Almost everybody who has grown up in Chicago knows about the Thorne Rooms. Housed in the Children's Galleries of the Chicago Art Institute, they are a collection of 68 exquisitely crafted miniature rooms made in the 1930s by Mrs. James Ward Thorne. Each of the 68 rooms is designed in the style of a different historic period, and every detail is perfect, from the knobs on the doors to the candles in the candlesticks. Some might even say, the rooms are magic. Imagine--what if you discovered a key that allowed you to shrink so that you were small enough to sneak inside and explore the rooms' secrets? What if you discovered that others had done so before you? And that someone had left something important behind? Fans of Chasing Vermeer, The Doll People , and From the Mixed-Up Files of Mrs. Basil E. Frankweiler will be swept up in the magic of this exciting art adventure! From the Hardcover edition.
Sixth-graders Ruthie and her best friend, Jack, are on a class visit to Chicago's Art Institute, where they see the famous Thorne Rooms. Filled with incredible miniatures, the rooms, representing different time periods, fascinate Ruthie. When she finds a key that shrinks her and allows her to get inside the rooms, Ruthie wants to return as soon as possible. Jack is a willing partner, and when a way is found to shrink him, too, the adventure really begins. First-time novelist Malone carefully crafts a fantastical story with plenty of real-world elements, including Jack's mother's worries as she tries to make a living as an artist and the subplot of a museum security guard, who has lost something important. Jack and Ruthie find it in the rooms, which tie the past and present together. There are contrivances that make accessibility to the adventures possible, but readers will focus on the mystery, the history, and the excitement of being small.--Cooper, Ilene Copyright 2010 Booklist
From Booklist, Copyright (c) American Library Association.

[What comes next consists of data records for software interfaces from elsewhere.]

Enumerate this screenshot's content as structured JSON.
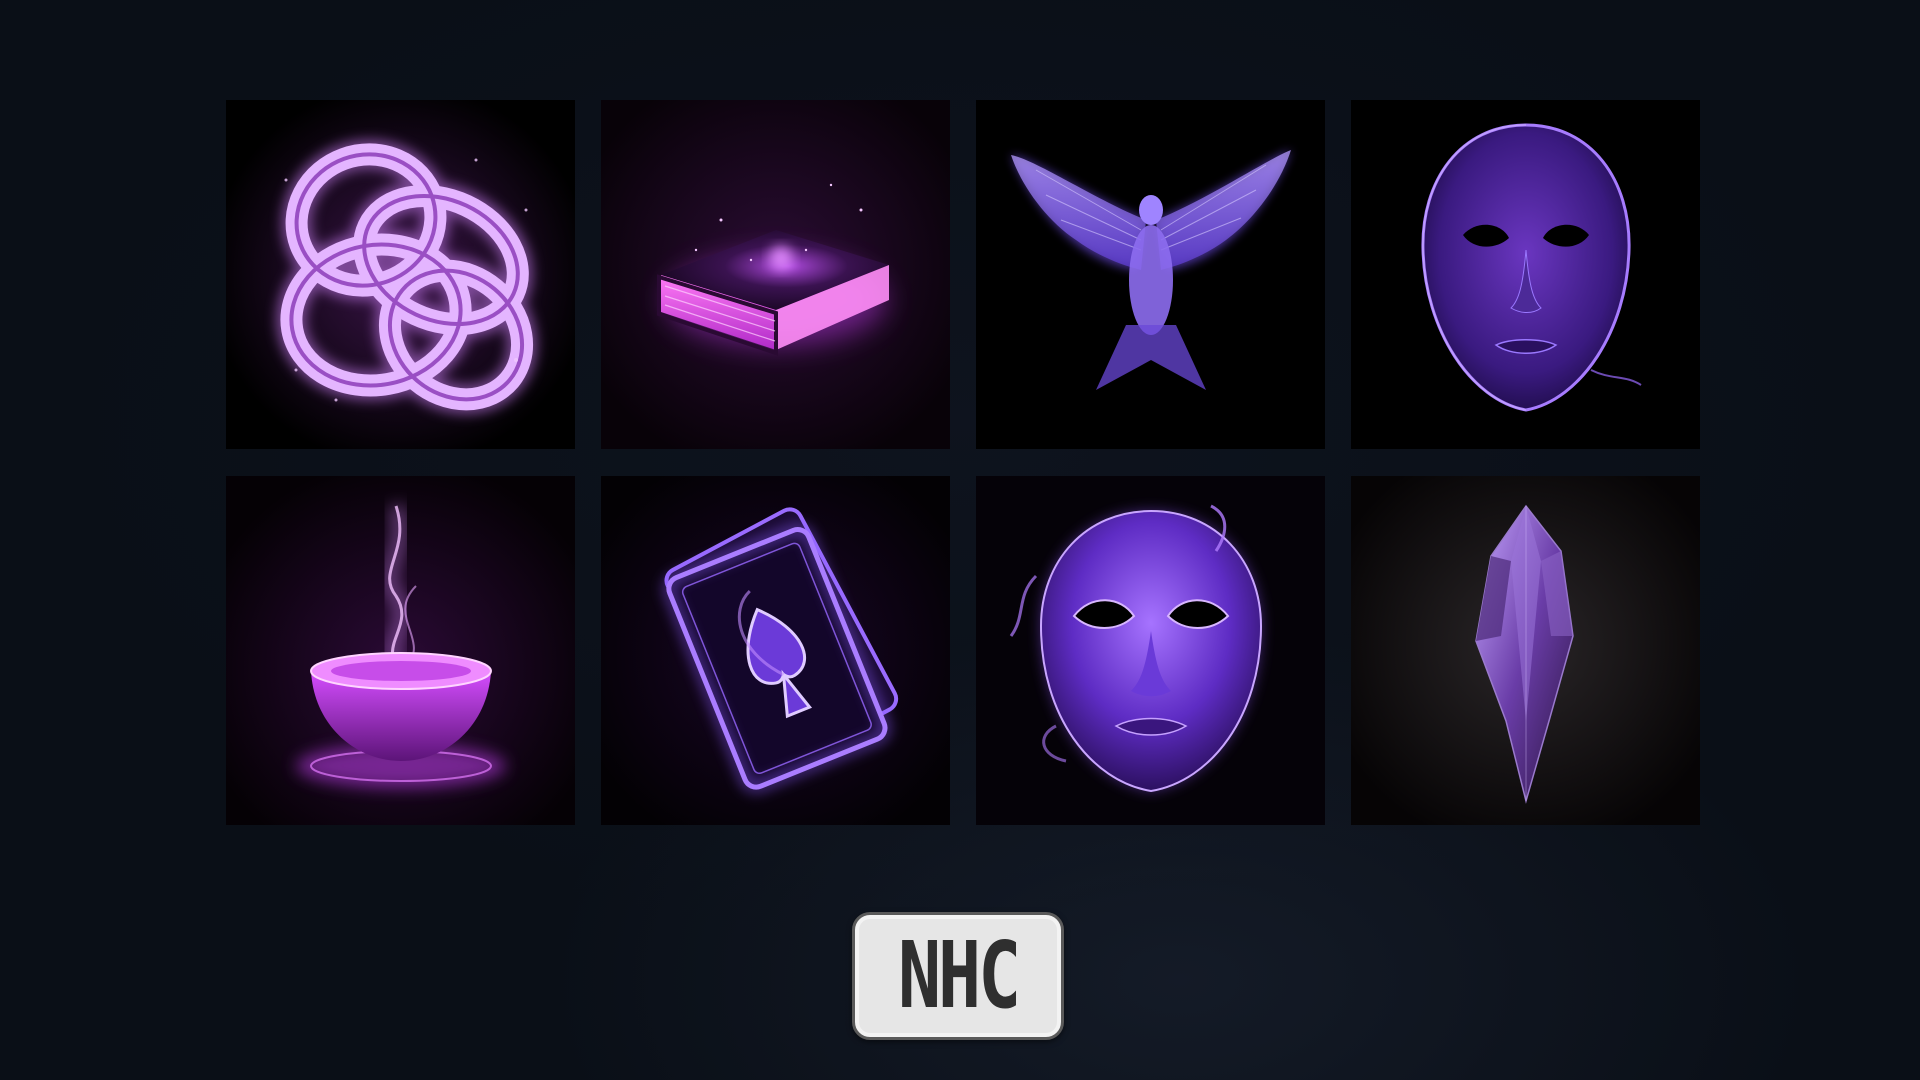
{
  "badge": {
    "label": "NHC"
  },
  "tiles": [
    {
      "icon": "knot-icon",
      "glow": "#d79cff"
    },
    {
      "icon": "book-icon",
      "glow": "#e060ff"
    },
    {
      "icon": "dove-icon",
      "glow": "#9b6bff"
    },
    {
      "icon": "face-mask-icon",
      "glow": "#7a3cff"
    },
    {
      "icon": "potion-bowl-icon",
      "glow": "#d24dff"
    },
    {
      "icon": "playing-card-icon",
      "glow": "#a45cff"
    },
    {
      "icon": "theater-mask-icon",
      "glow": "#9a4dff"
    },
    {
      "icon": "crystal-icon",
      "glow": "#7a4fb8"
    }
  ],
  "colors": {
    "page_background": "#0a0f17",
    "tile_background": "#000000",
    "badge_background": "#e6e6e6",
    "badge_text": "#2f2f2f"
  }
}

Used with permission.
Publisher's Weekly Review
Debut author Malone pens a fantasy tale of museum time travel that suffers from an underdeveloped cast of characters and some disappointing plotting decisions. When daring 11-year-old Jack finds a key in the hallway behind the Thorne Rooms, 68 miniature historical dioramas housed in the Art Institute of Chicago, he hands it to his best friend, Ruthie, a cautious girl who yearns for excitement. To their shock, she shrinks to five inches tall. After figuring out how to shrink Jack down, the duo hide in the hallway past closing time, try on fancy clothes and armor, battle a cockroach, and are thrilled to find that doors lead out from the rooms into the actual past. Cop-outs abound, there are no villains to speak of, and the sixth-graders generally seem too good to be true ("You mean you've never been to the Thorne Rooms?" Jack asks Ruthie early on. "I thought everyone had!"). Readers will find little excitement in either the time travelogue or the clinical descriptions of the genuinely delightful Thorne Rooms, which deserve better. Ages 8-12. (Feb.) (c) Copyright PWxyz, LLC. All rights reserved
(c) Copyright PWxyz, LLC. All rights reserved
School Library Journal Review
Gr 4-6-On a field trip to the Art Institute of Chicago, sixth-graders Jack and Ruthie discover a magical key that allows them to explore the Thorne Rooms, 68 intricate model rooms in the children's galleries. When Ruthie holds the key, she and anything she is touching, including Jack, shrink to the scale of the models. As they explore the rooms, they learn that they are not the first to discover the key-the daughter of a friendly museum guard was the last to learn the secret of the Thorne Rooms, and she left behind a notebook containing priceless family photographs. If Ruthie and Jack can find and return the notebook without giving up the secret of the rooms, they can change the museum guard's life. However, the rooms are not without their dangers. Ruthie and Jack can move beyond them to the different time periods and locations of each one and, in doing so, may be able to alter the course of history. This is a solid story, though it lacks the cachet that would make it stand out from other similar books. The descriptions of the rooms are faithful to the actual rooms in the museum. The pen-and-ink illustrations are of uneven quality and add little to the story. Recommend this book to fans of Blue Balliett's Chasing Vermeer (Scholastic, 2004) and other stories that incorporate a touch of fantasy into a cozy mystery.-Misti Tidman, Boyd County Public Library, Ashland, KY (c) Copyright 2010. Library Journals LLC, a wholly owned subsidiary of Media Source, Inc. No redistribution permitted.
(c) Copyright Library Journals LLC, a wholly owned subsidiary of Media Source, Inc. No redistribution permitted.
Marianne Malone is the cofounder of the Campus School Middle School for Girls in Urbana, Illinois. She and her husband divide their time between Urbana and Washington, D.C. For Teacher's Guides (including common core tie-ins) and more, visit MarianneMalone.com. From the Hardcover edition.